Kate Whitley’s Our Future in Your Hands
World premiere with Multi-Story Orchestra conducted by Christopher Stark
at Bold Tendencies, 14 September 2021
Blazing community epic
The honest consistency of the piece, building on the example of Greta Thunberg and the youth movement she inspired, is impressive. To help the children learn the music, Whitley builds on repeated phrases and scalic patterns, but she doesn’t change styles to suit the professional orchestra or the three excellent soloists. Much as they stand equally, at the beginning, for Sky, Water and Earth, the dominant effect is oceanic, rhythmic liveliness riding a sea of instrumental sound, occasional flaming flurries from the woodwind, inevitably earnest in its move from lament to optimism as represented by the two halves of the choir – one half “Young children of today”, the other “Children of the future”… This is a work with a future; it will finally receive its intended premiere at the Buxton Festival next year, should work in resonant ecclesiastical spaces around the country and – yes, when logistics are easier, on to the Proms, please.
David Nice, The Arts Desk, 15 September 2021
An angry and effective piece inspired by Greta Thunberg’s activism is powerfully performed by local children
Our Future in Your Hands is inspired by Greta Thunberg’s activism, and it’s an angry piece – how could it not be? It begins with a low orchestral rumble that grows into the first of several insistent “protest songs” for the children, and ends with a chorus describing the world awakening – scarcely less fierce, though the words suggest optimism… Perhaps a feel-good, hopeful ending would have been trite – after all, Thunberg did say she didn’t want hope, she wanted panic. And there was certainly an adrenaline-based reaction to be had from experiencing the sheer volume of sound amid these echoing concrete walls, for listeners and for the children too. This, not extra maths and English, is what children have been missing out on over the last year and a half: the chance to be part of a big, creative, communal experience. It’s more than useful – it’s essential.

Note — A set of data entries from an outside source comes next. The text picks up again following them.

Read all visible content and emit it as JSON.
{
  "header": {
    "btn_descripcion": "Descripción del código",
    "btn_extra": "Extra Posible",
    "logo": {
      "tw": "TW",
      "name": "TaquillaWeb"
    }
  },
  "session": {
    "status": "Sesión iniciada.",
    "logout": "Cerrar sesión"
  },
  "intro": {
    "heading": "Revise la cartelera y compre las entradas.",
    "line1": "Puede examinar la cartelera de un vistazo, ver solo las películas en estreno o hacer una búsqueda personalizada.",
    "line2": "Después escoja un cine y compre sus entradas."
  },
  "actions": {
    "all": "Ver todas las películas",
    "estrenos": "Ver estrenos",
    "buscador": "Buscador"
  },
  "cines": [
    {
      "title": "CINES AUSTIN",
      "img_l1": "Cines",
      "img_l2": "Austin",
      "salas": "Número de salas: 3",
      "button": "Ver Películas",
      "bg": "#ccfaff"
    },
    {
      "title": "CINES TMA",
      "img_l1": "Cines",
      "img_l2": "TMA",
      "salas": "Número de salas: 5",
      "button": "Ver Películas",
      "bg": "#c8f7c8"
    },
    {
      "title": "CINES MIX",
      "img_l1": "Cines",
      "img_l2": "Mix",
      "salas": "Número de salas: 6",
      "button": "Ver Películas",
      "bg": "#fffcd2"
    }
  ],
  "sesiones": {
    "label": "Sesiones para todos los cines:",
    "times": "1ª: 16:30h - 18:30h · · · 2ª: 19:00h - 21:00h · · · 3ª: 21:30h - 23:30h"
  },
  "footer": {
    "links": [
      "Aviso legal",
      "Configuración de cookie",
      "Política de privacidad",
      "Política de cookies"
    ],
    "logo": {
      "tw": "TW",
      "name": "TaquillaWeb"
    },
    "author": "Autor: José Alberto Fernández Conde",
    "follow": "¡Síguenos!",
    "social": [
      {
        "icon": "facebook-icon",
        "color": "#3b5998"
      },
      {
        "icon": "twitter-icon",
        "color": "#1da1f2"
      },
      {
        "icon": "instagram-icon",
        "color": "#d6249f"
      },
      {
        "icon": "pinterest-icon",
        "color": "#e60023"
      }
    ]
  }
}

Erica Jeal, The Guardian, 15 September 2021
Photo Ambra Vernuccio
I Am I Say – NMC Composer Debut Disc CD
“This debut portrait album showcases Whitley, who is not yet 30, as a lush harmonist, an orchestrator who handles instruments boldly… and a melodist who isn’t afraid of big rhapsodic elegies. The performances are direct and excellent.”
Kate Molleson, The Guardian, 31 March 2017
Read the full review here.
“This selection, expertly conducted by the orchestra’s [Multi-Story] other co-founder, Christopher Stark, is an excellent introduction to her sonic world… It culminates in I Am I Say, a tremendous work for primary school children and orchestra… It is darkened and deepened by complex but deftly organised instrumental textures that rise to an ecstatic climax… Capricious, yet cogent, Whitley’s music has admirably user-friendly surfaces that conceal hidden intensities. We will hear much more of her.”
Richard Morrison, The Times, 18 April 2017
“Make no mistake, Kate Whitley is a composer to watch.”
Richard Whitehouse, Gramophone Magazine, May 2017
“Alongside [Multi-Story Orchestra] there’s been another success story: that of Whitley’s own music… Here, NMC’s invaluable Debut Discs series provides a snapshot of a fresh and individual creative voice, sometimes still finding itself, often speaking clear and true. Like Britten and Maxwell Davies, Whitley values writing for local communities and for children. She’s clearly got the knack; the title track is a stirring look at our place in the natural world.”
Rebecca Franks, BBC Music Magazine, May 2017